A food safety watchdog has moved to reassure the public after a study found traces of radioactive waste in Scottish farmed salmon sold in supermarkets.
The tests were commissioned by environmental campaign group Greenpeace, which blamed discharges from the Sellafield nuclear plant in northern England.
Tests were carried out on salmon
However, the Food Standards Agency (FSA) said the findings were well below permitted levels.
Dr Andrew Wadge, the FSA's director of food safety, said: "Even at the maximum concentrations found by Greenpeace, a person would have to eat 700 portions of salmon a day for a year to reach the annual permitted EU radiation dose.
"This means consumers have no need to be alarmed.
"Low levels of technetium-99 (Tc-99) are found routinely in lobster, shellfish and other fish from waters around Sellafield."
The tests were conducted by Greenpeace's research laboratory at Exeter University.
It found very low levels of technetium-99 in fresh and smoked salmon bought from Sainsbury's, Tesco, Asda, Safeway, Waitrose, and Marks and Spencer.
Greenpeace nuclear campaign co-ordinator Jean McSorley said: "Sellafield has been discharging radioactive waste for the last five decades.
"Technetium has become a particular worry because Sellafield started discharging a backlog of this material into the Irish Sea."
A spokesperson for Sainsbury's said it would investigate when it saw the report, stressing: "Our customers' food safety is our first priority."
A person would have to eat 700 portions of salmon a day for a year to reach the annual permitted EU radiation dose
Dr Andrew Wadge
Food Standards Agency
Marks and Spencer said: "We share concerns about the unnecessary pollution of our oceans and therefore welcome the government's action on reducing discharge levels from Sellafield.
"We also support the commitment to additional research to allow the discharge levels of Tc-99 to be reduced more quickly."
Tesco stressed that the salmon sold in its stores was safe to eat.
"We have conducted safety tests on Scottish farmed salmon to check for traces of Tc-99," said a spokesperson.
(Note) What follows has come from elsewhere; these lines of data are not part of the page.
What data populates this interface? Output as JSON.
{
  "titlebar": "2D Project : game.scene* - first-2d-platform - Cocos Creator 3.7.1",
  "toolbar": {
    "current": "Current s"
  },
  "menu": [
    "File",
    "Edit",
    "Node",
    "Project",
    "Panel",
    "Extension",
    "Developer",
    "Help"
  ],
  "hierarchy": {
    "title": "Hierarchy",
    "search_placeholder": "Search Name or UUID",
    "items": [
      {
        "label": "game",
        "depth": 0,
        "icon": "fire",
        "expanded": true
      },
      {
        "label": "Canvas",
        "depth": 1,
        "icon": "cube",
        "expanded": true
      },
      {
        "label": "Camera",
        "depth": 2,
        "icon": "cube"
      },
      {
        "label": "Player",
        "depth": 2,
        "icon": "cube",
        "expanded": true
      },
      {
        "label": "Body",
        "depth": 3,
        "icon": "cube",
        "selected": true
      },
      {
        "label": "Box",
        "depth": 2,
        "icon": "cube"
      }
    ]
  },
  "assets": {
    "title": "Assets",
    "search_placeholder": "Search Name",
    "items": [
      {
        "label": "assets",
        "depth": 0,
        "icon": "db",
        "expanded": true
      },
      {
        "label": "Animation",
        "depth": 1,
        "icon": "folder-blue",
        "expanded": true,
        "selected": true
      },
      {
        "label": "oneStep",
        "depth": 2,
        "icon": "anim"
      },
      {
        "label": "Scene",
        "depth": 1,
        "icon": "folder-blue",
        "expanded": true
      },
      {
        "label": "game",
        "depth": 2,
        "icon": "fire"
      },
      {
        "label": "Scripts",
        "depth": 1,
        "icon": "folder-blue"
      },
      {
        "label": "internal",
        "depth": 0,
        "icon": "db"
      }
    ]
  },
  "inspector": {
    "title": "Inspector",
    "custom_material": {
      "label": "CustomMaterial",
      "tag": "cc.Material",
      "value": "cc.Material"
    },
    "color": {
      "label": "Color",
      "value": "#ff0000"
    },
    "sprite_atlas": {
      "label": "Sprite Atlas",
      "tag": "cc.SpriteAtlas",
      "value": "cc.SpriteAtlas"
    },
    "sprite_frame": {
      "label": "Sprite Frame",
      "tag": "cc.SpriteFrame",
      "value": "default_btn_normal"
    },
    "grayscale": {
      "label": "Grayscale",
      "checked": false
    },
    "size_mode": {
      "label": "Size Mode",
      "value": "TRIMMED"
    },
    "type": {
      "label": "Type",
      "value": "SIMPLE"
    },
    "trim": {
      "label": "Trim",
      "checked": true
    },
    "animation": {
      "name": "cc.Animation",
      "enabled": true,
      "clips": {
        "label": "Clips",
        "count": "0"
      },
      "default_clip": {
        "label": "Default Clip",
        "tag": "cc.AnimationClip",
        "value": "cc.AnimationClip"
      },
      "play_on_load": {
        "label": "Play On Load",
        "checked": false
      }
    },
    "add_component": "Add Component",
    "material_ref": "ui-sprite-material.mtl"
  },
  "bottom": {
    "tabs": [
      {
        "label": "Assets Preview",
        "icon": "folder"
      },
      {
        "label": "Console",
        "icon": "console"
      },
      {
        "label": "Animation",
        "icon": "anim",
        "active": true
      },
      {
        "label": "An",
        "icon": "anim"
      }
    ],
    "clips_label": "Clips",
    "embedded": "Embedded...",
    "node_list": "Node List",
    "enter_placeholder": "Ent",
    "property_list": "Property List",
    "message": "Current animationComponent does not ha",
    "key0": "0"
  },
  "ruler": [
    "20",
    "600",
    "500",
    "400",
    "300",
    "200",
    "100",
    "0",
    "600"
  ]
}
"The results show that the traces were well below the safety limits set by government."
Safeway and Waitrose were unable to comment on the report.